Early detection of autism is important, and there may be a way to detect if a newborn is at risk. Researchers at the Yale School of Medicine found that abnormal placental folds and abnormal cell growths called trophoblast inclusions may be used to identify newborns that are at risk for autism. The researchers examined 117 placentas from infants of families with one or more children with autism. The families were participating in a study called Markers of Autism Risk in Babies-Learning Early Signs. The placentas were compared with 100 control placentas.
The at-risk for autism placentas had as many as 15 trophoblast inclusions, while the control placentas had no more than two trophoblast inclusions.

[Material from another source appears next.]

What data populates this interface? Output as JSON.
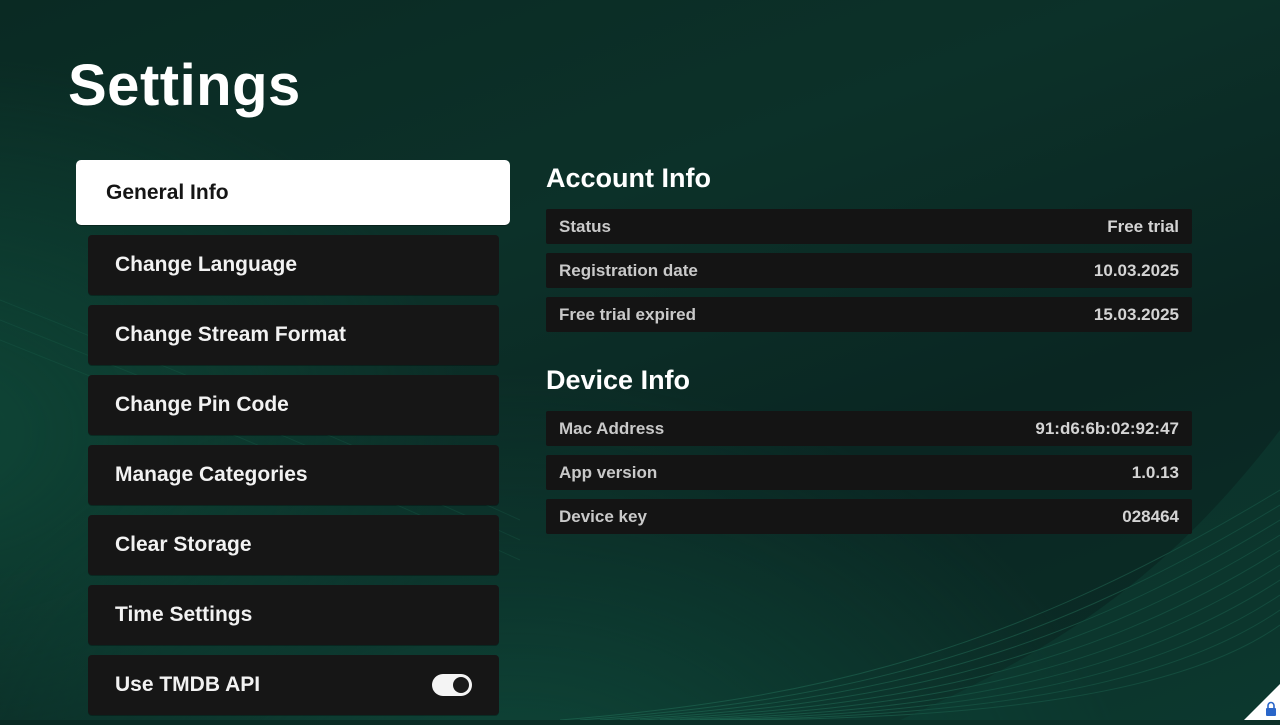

A placenta with four or more trophoblast inclusions “conservatively predicts” that an infant has a 96.7 percent probability of being at risk for autism. The findings were published in the April 25, 2013 online issue of Biological Psychiatry.
Family history is presently the best early marker of autism risk. “Regrettably couples without known genetic susceptibility must rely on identification of early signs or indicators that may not overtly manifest until the child’s second or third year of life,” said senior author, Harvey Kliman, M.D., research scientist in the Department of Obstetrics, Gynecology & Reproductive Sciences at the Yale School of Medicine
“I hope that diagnosing the risk of developing autism by examining the placenta at birth will become routine, and that the children who are shown to have increased numbers of trophoblast inclusions will have early interventions and an improved quality of life as a result of this test,” Kliman added.
About one in 88 children are diagnosed with autism spectrum disorder (ASD), according to Center for Disease Control’s (CDC) estimates. The average age of detection is 54 months (4.5 years). Autism is the fastest growing developmental disability with a 1,148 percent growth rate, according to the Autism Society, and the annual cost for care is $60 billion. The costs of lifelong care can be reduced by two-thirds with early diagnosis and intervention.
It is still too early to definitively say that that examining the placenta could be used to test for autism at birth. However, if it proves to be a way to make a definitive diagnosis, this could be a major tool to use for early diagnosis and intervention. The National Professional Development Center on Autism Spectrum Disorders lists the benefits of early diagnosis, which include being able to select the appropriate treatment strategies. The Autism Society states that it “recognizes the importance of intensive early intervention for young children across the autism spectrum,” and supports an “individualized approach” to helping children diagnosed with autism. In other words, the sooner a child is diagnosed, the sooner an individualized plan for intervention can be created and implemented.
Photo Credit: soupboy